* _What needs to be done_
The records below need to be restated word for word.
*** Opening The data ***
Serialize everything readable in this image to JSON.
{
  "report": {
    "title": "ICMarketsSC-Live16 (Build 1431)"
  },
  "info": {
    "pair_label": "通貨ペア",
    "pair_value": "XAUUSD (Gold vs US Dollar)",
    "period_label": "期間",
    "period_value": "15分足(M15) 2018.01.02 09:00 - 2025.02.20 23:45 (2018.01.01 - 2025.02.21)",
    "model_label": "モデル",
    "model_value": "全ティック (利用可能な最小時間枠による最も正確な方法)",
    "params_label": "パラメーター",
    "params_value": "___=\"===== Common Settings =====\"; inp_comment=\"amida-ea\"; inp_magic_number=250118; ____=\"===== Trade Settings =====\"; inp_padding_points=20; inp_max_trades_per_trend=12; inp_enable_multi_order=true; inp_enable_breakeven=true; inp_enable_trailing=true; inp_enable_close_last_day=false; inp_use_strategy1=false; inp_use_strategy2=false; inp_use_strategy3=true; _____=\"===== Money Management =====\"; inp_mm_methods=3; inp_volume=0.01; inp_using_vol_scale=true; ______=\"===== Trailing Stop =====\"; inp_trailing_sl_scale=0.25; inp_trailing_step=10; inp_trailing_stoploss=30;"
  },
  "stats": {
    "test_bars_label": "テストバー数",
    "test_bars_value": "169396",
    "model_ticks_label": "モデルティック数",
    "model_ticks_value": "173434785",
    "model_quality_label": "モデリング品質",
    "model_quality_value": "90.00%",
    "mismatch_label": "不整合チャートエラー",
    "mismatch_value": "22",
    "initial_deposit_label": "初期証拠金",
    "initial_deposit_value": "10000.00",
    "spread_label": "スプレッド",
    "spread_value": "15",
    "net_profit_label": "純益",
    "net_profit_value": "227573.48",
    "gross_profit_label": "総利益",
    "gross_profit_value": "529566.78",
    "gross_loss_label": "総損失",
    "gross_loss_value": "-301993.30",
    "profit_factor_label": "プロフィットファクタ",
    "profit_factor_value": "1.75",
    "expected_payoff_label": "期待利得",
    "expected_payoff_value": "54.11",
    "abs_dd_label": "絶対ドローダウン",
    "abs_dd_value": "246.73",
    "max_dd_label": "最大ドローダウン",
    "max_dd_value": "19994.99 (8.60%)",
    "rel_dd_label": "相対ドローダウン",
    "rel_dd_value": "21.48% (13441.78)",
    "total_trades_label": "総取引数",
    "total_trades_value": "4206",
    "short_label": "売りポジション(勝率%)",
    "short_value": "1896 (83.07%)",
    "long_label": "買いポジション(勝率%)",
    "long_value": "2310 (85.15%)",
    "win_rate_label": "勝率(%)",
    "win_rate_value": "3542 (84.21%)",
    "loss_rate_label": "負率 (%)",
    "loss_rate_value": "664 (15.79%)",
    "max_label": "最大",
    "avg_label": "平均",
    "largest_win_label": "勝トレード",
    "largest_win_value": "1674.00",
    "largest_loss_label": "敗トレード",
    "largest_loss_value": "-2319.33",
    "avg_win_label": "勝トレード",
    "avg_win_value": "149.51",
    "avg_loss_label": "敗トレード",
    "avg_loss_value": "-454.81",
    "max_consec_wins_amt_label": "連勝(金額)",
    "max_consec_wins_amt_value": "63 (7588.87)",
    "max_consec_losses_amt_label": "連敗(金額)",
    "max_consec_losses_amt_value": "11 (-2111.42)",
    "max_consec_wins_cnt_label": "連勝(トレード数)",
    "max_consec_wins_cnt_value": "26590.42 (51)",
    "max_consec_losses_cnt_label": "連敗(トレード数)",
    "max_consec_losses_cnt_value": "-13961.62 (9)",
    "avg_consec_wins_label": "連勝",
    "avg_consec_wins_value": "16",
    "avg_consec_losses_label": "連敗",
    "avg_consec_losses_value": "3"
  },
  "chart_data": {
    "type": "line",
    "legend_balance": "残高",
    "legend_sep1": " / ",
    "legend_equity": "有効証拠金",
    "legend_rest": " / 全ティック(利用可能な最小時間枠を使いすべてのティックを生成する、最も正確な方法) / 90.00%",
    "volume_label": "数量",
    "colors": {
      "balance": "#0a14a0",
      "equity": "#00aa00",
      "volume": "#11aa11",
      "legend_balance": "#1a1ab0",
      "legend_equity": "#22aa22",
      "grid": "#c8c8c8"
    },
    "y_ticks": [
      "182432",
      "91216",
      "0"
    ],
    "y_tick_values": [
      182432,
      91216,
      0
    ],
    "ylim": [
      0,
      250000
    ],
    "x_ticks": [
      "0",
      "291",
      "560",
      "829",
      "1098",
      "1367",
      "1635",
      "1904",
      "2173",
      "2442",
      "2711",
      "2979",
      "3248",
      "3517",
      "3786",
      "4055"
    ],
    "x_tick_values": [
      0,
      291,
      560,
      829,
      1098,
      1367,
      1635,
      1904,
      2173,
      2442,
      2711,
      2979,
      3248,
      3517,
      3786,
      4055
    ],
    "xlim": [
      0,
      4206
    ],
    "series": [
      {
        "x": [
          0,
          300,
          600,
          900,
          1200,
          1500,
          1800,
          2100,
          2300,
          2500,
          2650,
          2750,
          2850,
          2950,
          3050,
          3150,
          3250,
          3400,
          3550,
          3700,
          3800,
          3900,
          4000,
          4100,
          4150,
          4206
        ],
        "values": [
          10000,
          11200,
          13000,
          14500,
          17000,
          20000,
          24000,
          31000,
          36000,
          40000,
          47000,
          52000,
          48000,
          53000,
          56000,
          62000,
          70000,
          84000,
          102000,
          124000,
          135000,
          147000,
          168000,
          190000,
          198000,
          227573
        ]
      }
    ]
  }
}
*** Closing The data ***
* _Output_
Serialize everything readable in this image to JSON.
{
  "report": {
    "title": "ICMarketsSC-Live16 (Build 1431)"
  },
  "info": {
    "pair_label": "通貨ペア",
    "pair_value": "XAUUSD (Gold vs US Dollar)",
    "period_label": "期間",
    "period_value": "15分足(M15) 2018.01.02 09:00 - 2025.02.20 23:45 (2018.01.01 - 2025.02.21)",
    "model_label": "モデル",
    "model_value": "全ティック (利用可能な最小時間枠による最も正確な方法)",
    "params_label": "パラメーター",
    "params_value": "___=\"===== Common Settings =====\"; inp_comment=\"amida-ea\"; inp_magic_number=250118; ____=\"===== Trade Settings =====\"; inp_padding_points=20; inp_max_trades_per_trend=12; inp_enable_multi_order=true; inp_enable_breakeven=true; inp_enable_trailing=true; inp_enable_close_last_day=false; inp_use_strategy1=false; inp_use_strategy2=false; inp_use_strategy3=true; _____=\"===== Money Management =====\"; inp_mm_methods=3; inp_volume=0.01; inp_using_vol_scale=true; ______=\"===== Trailing Stop =====\"; inp_trailing_sl_scale=0.25; inp_trailing_step=10; inp_trailing_stoploss=30;"
  },
  "stats": {
    "test_bars_label": "テストバー数",
    "test_bars_value": "169396",
    "model_ticks_label": "モデルティック数",
    "model_ticks_value": "173434785",
    "model_quality_label": "モデリング品質",
    "model_quality_value": "90.00%",
    "mismatch_label": "不整合チャートエラー",
    "mismatch_value": "22",
    "initial_deposit_label": "初期証拠金",
    "initial_deposit_value": "10000.00",
    "spread_label": "スプレッド",
    "spread_value": "15",
    "net_profit_label": "純益",
    "net_profit_value": "227573.48",
    "gross_profit_label": "総利益",
    "gross_profit_value": "529566.78",
    "gross_loss_label": "総損失",
    "gross_loss_value": "-301993.30",
    "profit_factor_label": "プロフィットファクタ",
    "profit_factor_value": "1.75",
    "expected_payoff_label": "期待利得",
    "expected_payoff_value": "54.11",
    "abs_dd_label": "絶対ドローダウン",
    "abs_dd_value": "246.73",
    "max_dd_label": "最大ドローダウン",
    "max_dd_value": "19994.99 (8.60%)",
    "rel_dd_label": "相対ドローダウン",
    "rel_dd_value": "21.48% (13441.78)",
    "total_trades_label": "総取引数",
    "total_trades_value": "4206",
    "short_label": "売りポジション(勝率%)",
    "short_value": "1896 (83.07%)",
    "long_label": "買いポジション(勝率%)",
    "long_value": "2310 (85.15%)",
    "win_rate_label": "勝率(%)",
    "win_rate_value": "3542 (84.21%)",
    "loss_rate_label": "負率 (%)",
    "loss_rate_value": "664 (15.79%)",
    "max_label": "最大",
    "avg_label": "平均",
    "largest_win_label": "勝トレード",
    "largest_win_value": "1674.00",
    "largest_loss_label": "敗トレード",
    "largest_loss_value": "-2319.33",
    "avg_win_label": "勝トレード",
    "avg_win_value": "149.51",
    "avg_loss_label": "敗トレード",
    "avg_loss_value": "-454.81",
    "max_consec_wins_amt_label": "連勝(金額)",
    "max_consec_wins_amt_value": "63 (7588.87)",
    "max_consec_losses_amt_label": "連敗(金額)",
    "max_consec_losses_amt_value": "11 (-2111.42)",
    "max_consec_wins_cnt_label": "連勝(トレード数)",
    "max_consec_wins_cnt_value": "26590.42 (51)",
    "max_consec_losses_cnt_label": "連敗(トレード数)",
    "max_consec_losses_cnt_value": "-13961.62 (9)",
    "avg_consec_wins_label": "連勝",
    "avg_consec_wins_value": "16",
    "avg_consec_losses_label": "連敗",
    "avg_consec_losses_value": "3"
  },
  "chart_data": {
    "type": "line",
    "legend_balance": "残高",
    "legend_sep1": " / ",
    "legend_equity": "有効証拠金",
    "legend_rest": " / 全ティック(利用可能な最小時間枠を使いすべてのティックを生成する、最も正確な方法) / 90.00%",
    "volume_label": "数量",
    "colors": {
      "balance": "#0a14a0",
      "equity": "#00aa00",
      "volume": "#11aa11",
      "legend_balance": "#1a1ab0",
      "legend_equity": "#22aa22",
      "grid": "#c8c8c8"
    },
    "y_ticks": [
      "182432",
      "91216",
      "0"
    ],
    "y_tick_values": [
      182432,
      91216,
      0
    ],
    "ylim": [
      0,
      250000
    ],
    "x_ticks": [
      "0",
      "291",
      "560",
      "829",
      "1098",
      "1367",
      "1635",
      "1904",
      "2173",
      "2442",
      "2711",
      "2979",
      "3248",
      "3517",
      "3786",
      "4055"
    ],
    "x_tick_values": [
      0,
      291,
      560,
      829,
      1098,
      1367,
      1635,
      1904,
      2173,
      2442,
      2711,
      2979,
      3248,
      3517,
      3786,
      4055
    ],
    "xlim": [
      0,
      4206
    ],
    "series": [
      {
        "x": [
          0,
          300,
          600,
          900,
          1200,
          1500,
          1800,
          2100,
          2300,
          2500,
          2650,
          2750,
          2850,
          2950,
          3050,
          3150,
          3250,
          3400,
          3550,
          3700,
          3800,
          3900,
          4000,
          4100,
          4150,
          4206
        ],
        "values": [
          10000,
          11200,
          13000,
          14500,
          17000,
          20000,
          24000,
          31000,
          36000,
          40000,
          47000,
          52000,
          48000,
          53000,
          56000,
          62000,
          70000,
          84000,
          102000,
          124000,
          135000,
          147000,
          168000,
          190000,
          198000,
          227573
        ]
      }
    ]
  }
}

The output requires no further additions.